What you are asked to do – What is needed is the whole of the data, set down exactly.

Excerpts from an interface dataset:
====
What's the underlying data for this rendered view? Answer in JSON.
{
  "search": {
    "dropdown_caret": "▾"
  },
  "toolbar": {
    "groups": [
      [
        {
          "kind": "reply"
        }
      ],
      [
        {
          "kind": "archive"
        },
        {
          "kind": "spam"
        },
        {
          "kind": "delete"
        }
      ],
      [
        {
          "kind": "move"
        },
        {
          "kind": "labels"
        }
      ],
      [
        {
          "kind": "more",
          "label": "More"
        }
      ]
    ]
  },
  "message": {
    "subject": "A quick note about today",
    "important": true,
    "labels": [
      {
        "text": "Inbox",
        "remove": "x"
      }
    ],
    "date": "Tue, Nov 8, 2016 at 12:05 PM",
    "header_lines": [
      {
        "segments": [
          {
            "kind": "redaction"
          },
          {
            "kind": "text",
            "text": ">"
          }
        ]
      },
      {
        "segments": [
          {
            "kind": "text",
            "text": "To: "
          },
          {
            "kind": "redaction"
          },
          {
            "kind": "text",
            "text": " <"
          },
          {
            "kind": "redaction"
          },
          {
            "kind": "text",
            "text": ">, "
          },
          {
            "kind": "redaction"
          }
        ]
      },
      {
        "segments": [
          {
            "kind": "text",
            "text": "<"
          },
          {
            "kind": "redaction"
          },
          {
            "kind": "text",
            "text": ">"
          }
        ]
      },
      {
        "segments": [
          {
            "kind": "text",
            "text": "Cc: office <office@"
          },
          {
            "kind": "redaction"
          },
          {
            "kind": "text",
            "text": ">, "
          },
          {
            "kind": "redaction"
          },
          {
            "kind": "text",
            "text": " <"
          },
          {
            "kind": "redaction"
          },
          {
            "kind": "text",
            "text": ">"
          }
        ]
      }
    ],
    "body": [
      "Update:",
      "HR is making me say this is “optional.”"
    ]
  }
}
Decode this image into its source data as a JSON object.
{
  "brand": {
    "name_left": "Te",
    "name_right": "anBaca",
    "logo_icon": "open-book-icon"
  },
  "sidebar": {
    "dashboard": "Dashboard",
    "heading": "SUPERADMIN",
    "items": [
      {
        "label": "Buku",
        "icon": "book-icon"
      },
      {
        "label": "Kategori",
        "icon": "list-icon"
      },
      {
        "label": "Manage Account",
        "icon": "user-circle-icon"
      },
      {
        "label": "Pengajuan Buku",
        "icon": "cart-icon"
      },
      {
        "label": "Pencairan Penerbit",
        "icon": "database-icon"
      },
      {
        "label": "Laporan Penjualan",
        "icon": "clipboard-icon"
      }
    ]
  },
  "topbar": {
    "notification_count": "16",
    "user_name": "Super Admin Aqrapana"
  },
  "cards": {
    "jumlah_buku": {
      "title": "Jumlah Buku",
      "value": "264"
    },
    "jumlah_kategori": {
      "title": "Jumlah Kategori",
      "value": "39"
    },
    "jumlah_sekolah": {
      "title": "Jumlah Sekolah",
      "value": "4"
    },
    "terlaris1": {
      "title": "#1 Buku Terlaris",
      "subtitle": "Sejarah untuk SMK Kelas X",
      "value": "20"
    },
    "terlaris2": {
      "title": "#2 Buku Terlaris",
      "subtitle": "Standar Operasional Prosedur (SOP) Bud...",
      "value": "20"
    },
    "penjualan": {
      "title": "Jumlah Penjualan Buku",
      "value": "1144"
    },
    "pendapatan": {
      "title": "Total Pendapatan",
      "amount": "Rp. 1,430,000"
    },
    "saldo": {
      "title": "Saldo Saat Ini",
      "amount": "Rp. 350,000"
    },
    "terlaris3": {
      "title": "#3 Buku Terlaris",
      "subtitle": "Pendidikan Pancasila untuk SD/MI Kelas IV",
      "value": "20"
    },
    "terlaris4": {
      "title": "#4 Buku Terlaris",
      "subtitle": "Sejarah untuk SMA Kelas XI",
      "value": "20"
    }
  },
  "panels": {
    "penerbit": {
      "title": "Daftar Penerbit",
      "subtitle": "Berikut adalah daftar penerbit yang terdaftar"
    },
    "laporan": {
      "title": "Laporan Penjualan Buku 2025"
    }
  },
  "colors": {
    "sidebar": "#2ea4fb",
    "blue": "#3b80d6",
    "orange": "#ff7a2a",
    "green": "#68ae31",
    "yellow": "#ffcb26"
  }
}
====
Result for this task –
What's the underlying data for this rendered view? Answer in JSON.
{
  "search": {
    "dropdown_caret": "▾"
  },
  "toolbar": {
    "groups": [
      [
        {
          "kind": "reply"
        }
      ],
      [
        {
          "kind": "archive"
        },
        {
          "kind": "spam"
        },
        {
          "kind": "delete"
        }
      ],
      [
        {
          "kind": "move"
        },
        {
          "kind": "labels"
        }
      ],
      [
        {
          "kind": "more",
          "label": "More"
        }
      ]
    ]
  },
  "message": {
    "subject": "A quick note about today",
    "important": true,
    "labels": [
      {
        "text": "Inbox",
        "remove": "x"
      }
    ],
    "date": "Tue, Nov 8, 2016 at 12:05 PM",
    "header_lines": [
      {
        "segments": [
          {
            "kind": "redaction"
          },
          {
            "kind": "text",
            "text": ">"
          }
        ]
      },
      {
        "segments": [
          {
            "kind": "text",
            "text": "To: "
          },
          {
            "kind": "redaction"
          },
          {
            "kind": "text",
            "text": " <"
          },
          {
            "kind": "redaction"
          },
          {
            "kind": "text",
            "text": ">, "
          },
          {
            "kind": "redaction"
          }
        ]
      },
      {
        "segments": [
          {
            "kind": "text",
            "text": "<"
          },
          {
            "kind": "redaction"
          },
          {
            "kind": "text",
            "text": ">"
          }
        ]
      },
      {
        "segments": [
          {
            "kind": "text",
            "text": "Cc: office <office@"
          },
          {
            "kind": "redaction"
          },
          {
            "kind": "text",
            "text": ">, "
          },
          {
            "kind": "redaction"
          },
          {
            "kind": "text",
            "text": " <"
          },
          {
            "kind": "redaction"
          },
          {
            "kind": "text",
            "text": ">"
          }
        ]
      }
    ],
    "body": [
      "Update:",
      "HR is making me say this is “optional.”"
    ]
  }
}
Decode this image into its source data as a JSON object.
{
  "brand": {
    "name_left": "Te",
    "name_right": "anBaca",
    "logo_icon": "open-book-icon"
  },
  "sidebar": {
    "dashboard": "Dashboard",
    "heading": "SUPERADMIN",
    "items": [
      {
        "label": "Buku",
        "icon": "book-icon"
      },
      {
        "label": "Kategori",
        "icon": "list-icon"
      },
      {
        "label": "Manage Account",
        "icon": "user-circle-icon"
      },
      {
        "label": "Pengajuan Buku",
        "icon": "cart-icon"
      },
      {
        "label": "Pencairan Penerbit",
        "icon": "database-icon"
      },
      {
        "label": "Laporan Penjualan",
        "icon": "clipboard-icon"
      }
    ]
  },
  "topbar": {
    "notification_count": "16",
    "user_name": "Super Admin Aqrapana"
  },
  "cards": {
    "jumlah_buku": {
      "title": "Jumlah Buku",
      "value": "264"
    },
    "jumlah_kategori": {
      "title": "Jumlah Kategori",
      "value": "39"
    },
    "jumlah_sekolah": {
      "title": "Jumlah Sekolah",
      "value": "4"
    },
    "terlaris1": {
      "title": "#1 Buku Terlaris",
      "subtitle": "Sejarah untuk SMK Kelas X",
      "value": "20"
    },
    "terlaris2": {
      "title": "#2 Buku Terlaris",
      "subtitle": "Standar Operasional Prosedur (SOP) Bud...",
      "value": "20"
    },
    "penjualan": {
      "title": "Jumlah Penjualan Buku",
      "value": "1144"
    },
    "pendapatan": {
      "title": "Total Pendapatan",
      "amount": "Rp. 1,430,000"
    },
    "saldo": {
      "title": "Saldo Saat Ini",
      "amount": "Rp. 350,000"
    },
    "terlaris3": {
      "title": "#3 Buku Terlaris",
      "subtitle": "Pendidikan Pancasila untuk SD/MI Kelas IV",
      "value": "20"
    },
    "terlaris4": {
      "title": "#4 Buku Terlaris",
      "subtitle": "Sejarah untuk SMA Kelas XI",
      "value": "20"
    }
  },
  "panels": {
    "penerbit": {
      "title": "Daftar Penerbit",
      "subtitle": "Berikut adalah daftar penerbit yang terdaftar"
    },
    "laporan": {
      "title": "Laporan Penjualan Buku 2025"
    }
  },
  "colors": {
    "sidebar": "#2ea4fb",
    "blue": "#3b80d6",
    "orange": "#ff7a2a",
    "green": "#68ae31",
    "yellow": "#ffcb26"
  }
}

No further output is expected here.